▶ Data
---*---
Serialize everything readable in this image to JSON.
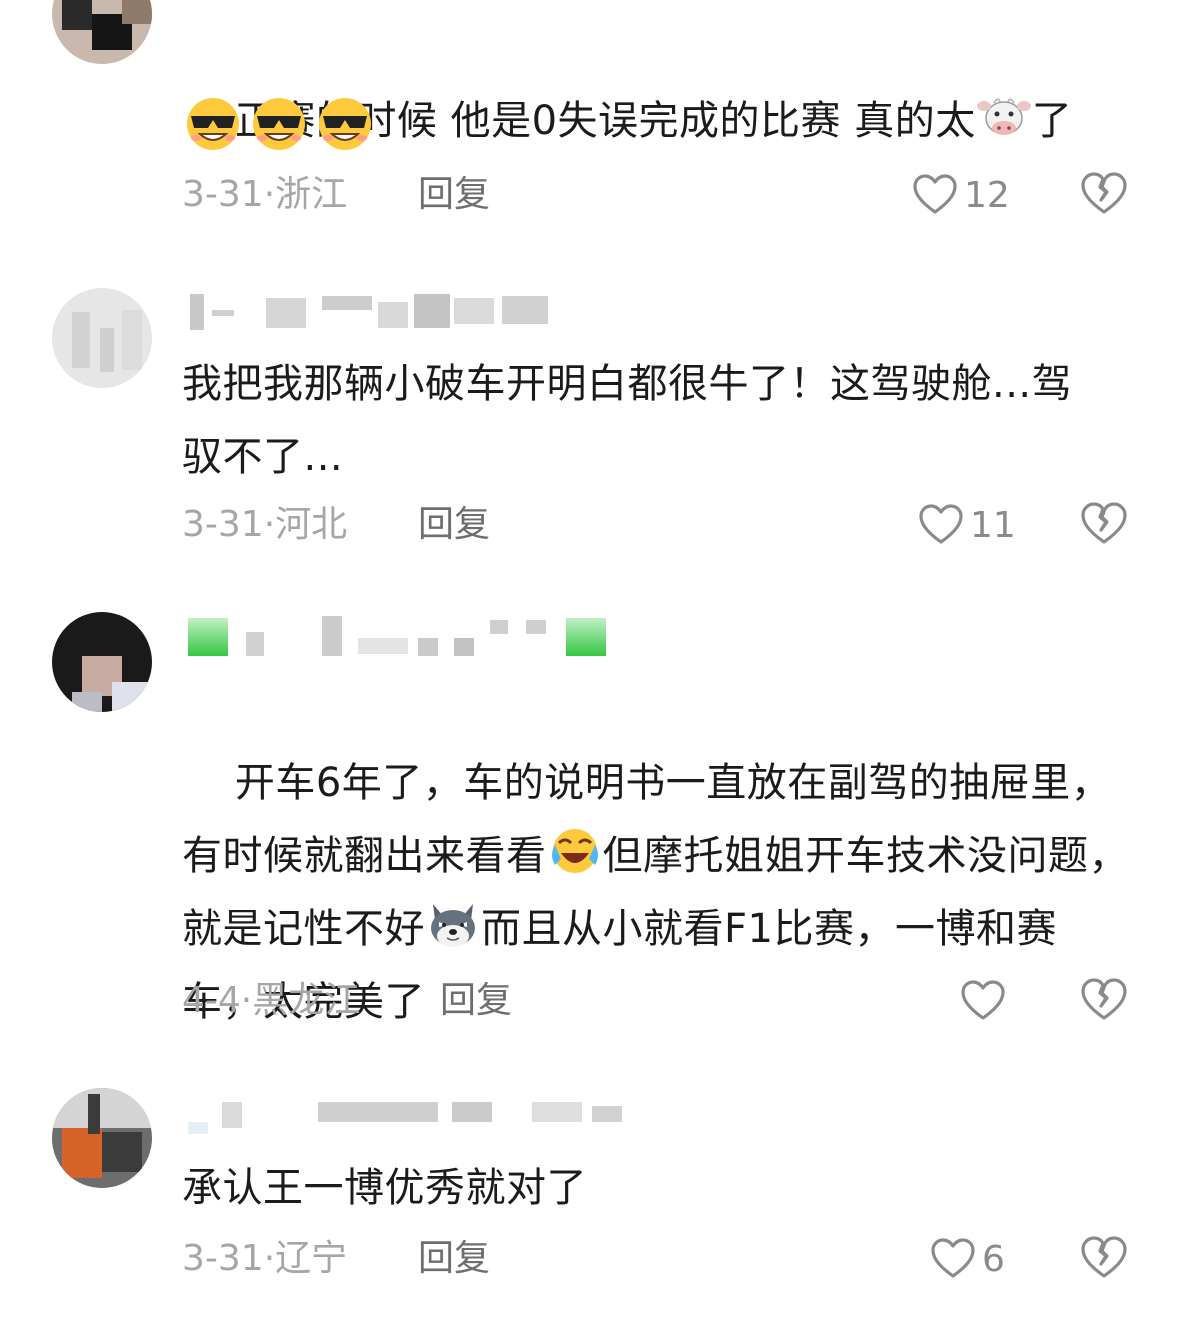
{
  "comments": [
    {
      "text": "正赛的时候 他是0失误完成的比赛 真的太",
      "text_suffix": "了",
      "inline_emoji": "cow-face",
      "emoji_row": [
        "sunglasses-grin",
        "sunglasses-grin",
        "sunglasses-grin"
      ],
      "date": "3-31·",
      "region": "浙江",
      "reply_label": "回复",
      "likes": "12"
    },
    {
      "text": "我把我那辆小破车开明白都很牛了！这驾驶舱...驾驭不了...",
      "date": "3-31·",
      "region": "河北",
      "reply_label": "回复",
      "likes": "11"
    },
    {
      "text_part1": "开车6年了，车的说明书一直放在副驾的抽屉里，有时候就翻出来看看",
      "emoji1": "crying-laughing",
      "text_part2": "但摩托姐姐开车技术没问题，就是记性不好",
      "emoji2": "husky-dog",
      "text_part3": "而且从小就看F1比赛，一博和赛车，太完美了",
      "date": "4-4·",
      "region": "黑龙江",
      "reply_label": "回复",
      "likes": ""
    },
    {
      "text": "承认王一博优秀就对了",
      "date": "3-31·",
      "region": "辽宁",
      "reply_label": "回复",
      "likes": "6"
    }
  ],
  "colors": {
    "text": "#1b1b1b",
    "meta": "#a6a6a6",
    "reply": "#6e6e6e",
    "icon": "#8a8a8a",
    "green_badge": "#3dcc4a"
  }
}
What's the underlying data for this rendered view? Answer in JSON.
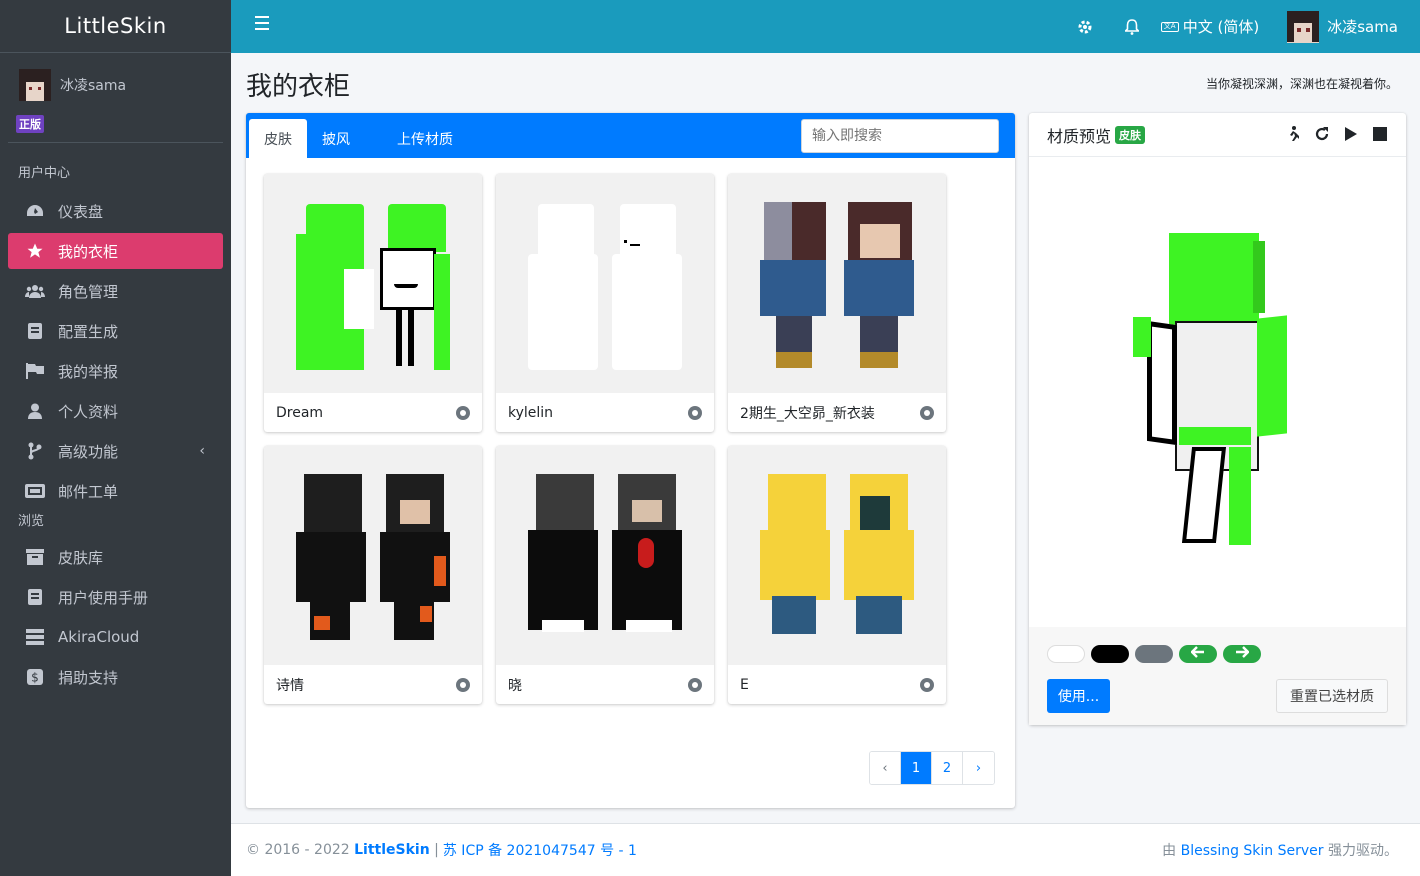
{
  "brand": {
    "name": "LittleSkin"
  },
  "user": {
    "name": "冰凌sama",
    "badge": "正版"
  },
  "sidebar": {
    "sections": [
      {
        "header": "用户中心",
        "items": [
          {
            "label": "仪表盘",
            "icon": "dashboard-icon"
          },
          {
            "label": "我的衣柜",
            "icon": "star-icon",
            "active": true
          },
          {
            "label": "角色管理",
            "icon": "users-icon"
          },
          {
            "label": "配置生成",
            "icon": "file-icon"
          },
          {
            "label": "我的举报",
            "icon": "flag-icon"
          },
          {
            "label": "个人资料",
            "icon": "user-icon"
          },
          {
            "label": "高级功能",
            "icon": "fork-icon"
          },
          {
            "label": "邮件工单",
            "icon": "ticket-icon"
          }
        ]
      },
      {
        "header": "浏览",
        "items": [
          {
            "label": "皮肤库",
            "icon": "archive-icon"
          },
          {
            "label": "用户使用手册",
            "icon": "book-icon"
          },
          {
            "label": "AkiraCloud",
            "icon": "server-icon"
          },
          {
            "label": "捐助支持",
            "icon": "donate-icon"
          }
        ]
      }
    ]
  },
  "topbar": {
    "language": "中文 (简体)",
    "username": "冰凌sama"
  },
  "page": {
    "title": "我的衣柜",
    "slogan": "当你凝视深渊，深渊也在凝视着你。"
  },
  "closet": {
    "tabs": [
      "皮肤",
      "披风",
      "上传材质"
    ],
    "active_tab": "皮肤",
    "search_placeholder": "输入即搜索",
    "items": [
      {
        "name": "Dream"
      },
      {
        "name": "kylelin"
      },
      {
        "name": "2期生_大空昴_新衣装"
      },
      {
        "name": "诗情"
      },
      {
        "name": "晓"
      },
      {
        "name": "E"
      }
    ],
    "pagination": {
      "prev": "‹",
      "pages": [
        "1",
        "2"
      ],
      "current": "1",
      "next": "›"
    }
  },
  "preview": {
    "title": "材质预览",
    "badge": "皮肤",
    "use_button": "使用...",
    "reset_button": "重置已选材质",
    "background_colors": [
      "#ffffff",
      "#000000",
      "#6c757d"
    ],
    "nav_colors": "#28a745"
  },
  "footer": {
    "copyright_prefix": "© 2016 - 2022",
    "site": "LittleSkin",
    "separator": "|",
    "icp": "苏 ICP 备 2021047547 号 - 1",
    "powered_prefix": "由",
    "powered_name": "Blessing Skin Server",
    "powered_suffix": "强力驱动。"
  }
}
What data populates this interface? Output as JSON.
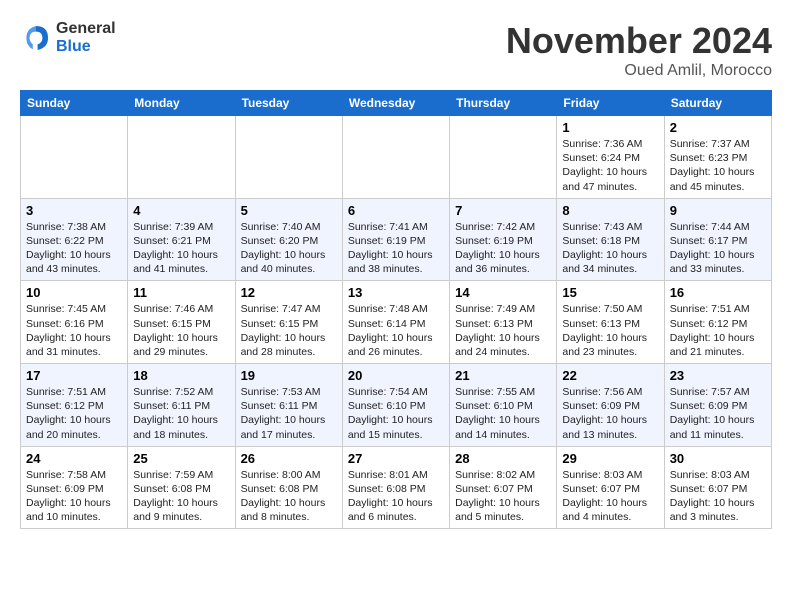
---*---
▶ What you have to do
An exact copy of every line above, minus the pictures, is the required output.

▶ Result for this task
Serialize everything readable in this image to JSON.
{
  "comments": [
    {
      "text": "正赛的时候 他是0失误完成的比赛 真的太",
      "text_suffix": "了",
      "inline_emoji": "cow-face",
      "emoji_row": [
        "sunglasses-grin",
        "sunglasses-grin",
        "sunglasses-grin"
      ],
      "date": "3-31·",
      "region": "浙江",
      "reply_label": "回复",
      "likes": "12"
    },
    {
      "text": "我把我那辆小破车开明白都很牛了！这驾驶舱...驾驭不了...",
      "date": "3-31·",
      "region": "河北",
      "reply_label": "回复",
      "likes": "11"
    },
    {
      "text_part1": "开车6年了，车的说明书一直放在副驾的抽屉里，有时候就翻出来看看",
      "emoji1": "crying-laughing",
      "text_part2": "但摩托姐姐开车技术没问题，就是记性不好",
      "emoji2": "husky-dog",
      "text_part3": "而且从小就看F1比赛，一博和赛车，太完美了",
      "date": "4-4·",
      "region": "黑龙江",
      "reply_label": "回复",
      "likes": ""
    },
    {
      "text": "承认王一博优秀就对了",
      "date": "3-31·",
      "region": "辽宁",
      "reply_label": "回复",
      "likes": "6"
    }
  ],
  "colors": {
    "text": "#1b1b1b",
    "meta": "#a6a6a6",
    "reply": "#6e6e6e",
    "icon": "#8a8a8a",
    "green_badge": "#3dcc4a"
  }
}
What's the underlying data for this rendered view? Answer in JSON.
{
  "brand": {
    "name": "LittleSkin"
  },
  "user": {
    "name": "冰凌sama",
    "badge": "正版"
  },
  "sidebar": {
    "sections": [
      {
        "header": "用户中心",
        "items": [
          {
            "label": "仪表盘",
            "icon": "dashboard-icon"
          },
          {
            "label": "我的衣柜",
            "icon": "star-icon",
            "active": true
          },
          {
            "label": "角色管理",
            "icon": "users-icon"
          },
          {
            "label": "配置生成",
            "icon": "file-icon"
          },
          {
            "label": "我的举报",
            "icon": "flag-icon"
          },
          {
            "label": "个人资料",
            "icon": "user-icon"
          },
          {
            "label": "高级功能",
            "icon": "fork-icon"
          },
          {
            "label": "邮件工单",
            "icon": "ticket-icon"
          }
        ]
      },
      {
        "header": "浏览",
        "items": [
          {
            "label": "皮肤库",
            "icon": "archive-icon"
          },
          {
            "label": "用户使用手册",
            "icon": "book-icon"
          },
          {
            "label": "AkiraCloud",
            "icon": "server-icon"
          },
          {
            "label": "捐助支持",
            "icon": "donate-icon"
          }
        ]
      }
    ]
  },
  "topbar": {
    "language": "中文 (简体)",
    "username": "冰凌sama"
  },
  "page": {
    "title": "我的衣柜",
    "slogan": "当你凝视深渊，深渊也在凝视着你。"
  },
  "closet": {
    "tabs": [
      "皮肤",
      "披风",
      "上传材质"
    ],
    "active_tab": "皮肤",
    "search_placeholder": "输入即搜索",
    "items": [
      {
        "name": "Dream"
      },
      {
        "name": "kylelin"
      },
      {
        "name": "2期生_大空昴_新衣装"
      },
      {
        "name": "诗情"
      },
      {
        "name": "晓"
      },
      {
        "name": "E"
      }
    ],
    "pagination": {
      "prev": "‹",
      "pages": [
        "1",
        "2"
      ],
      "current": "1",
      "next": "›"
    }
  },
  "preview": {
    "title": "材质预览",
    "badge": "皮肤",
    "use_button": "使用...",
    "reset_button": "重置已选材质",
    "background_colors": [
      "#ffffff",
      "#000000",
      "#6c757d"
    ],
    "nav_colors": "#28a745"
  },
  "footer": {
    "copyright_prefix": "© 2016 - 2022",
    "site": "LittleSkin",
    "separator": "|",
    "icp": "苏 ICP 备 2021047547 号 - 1",
    "powered_prefix": "由",
    "powered_name": "Blessing Skin Server",
    "powered_suffix": "强力驱动。"
  }
}
What data populates this interface? Output as JSON.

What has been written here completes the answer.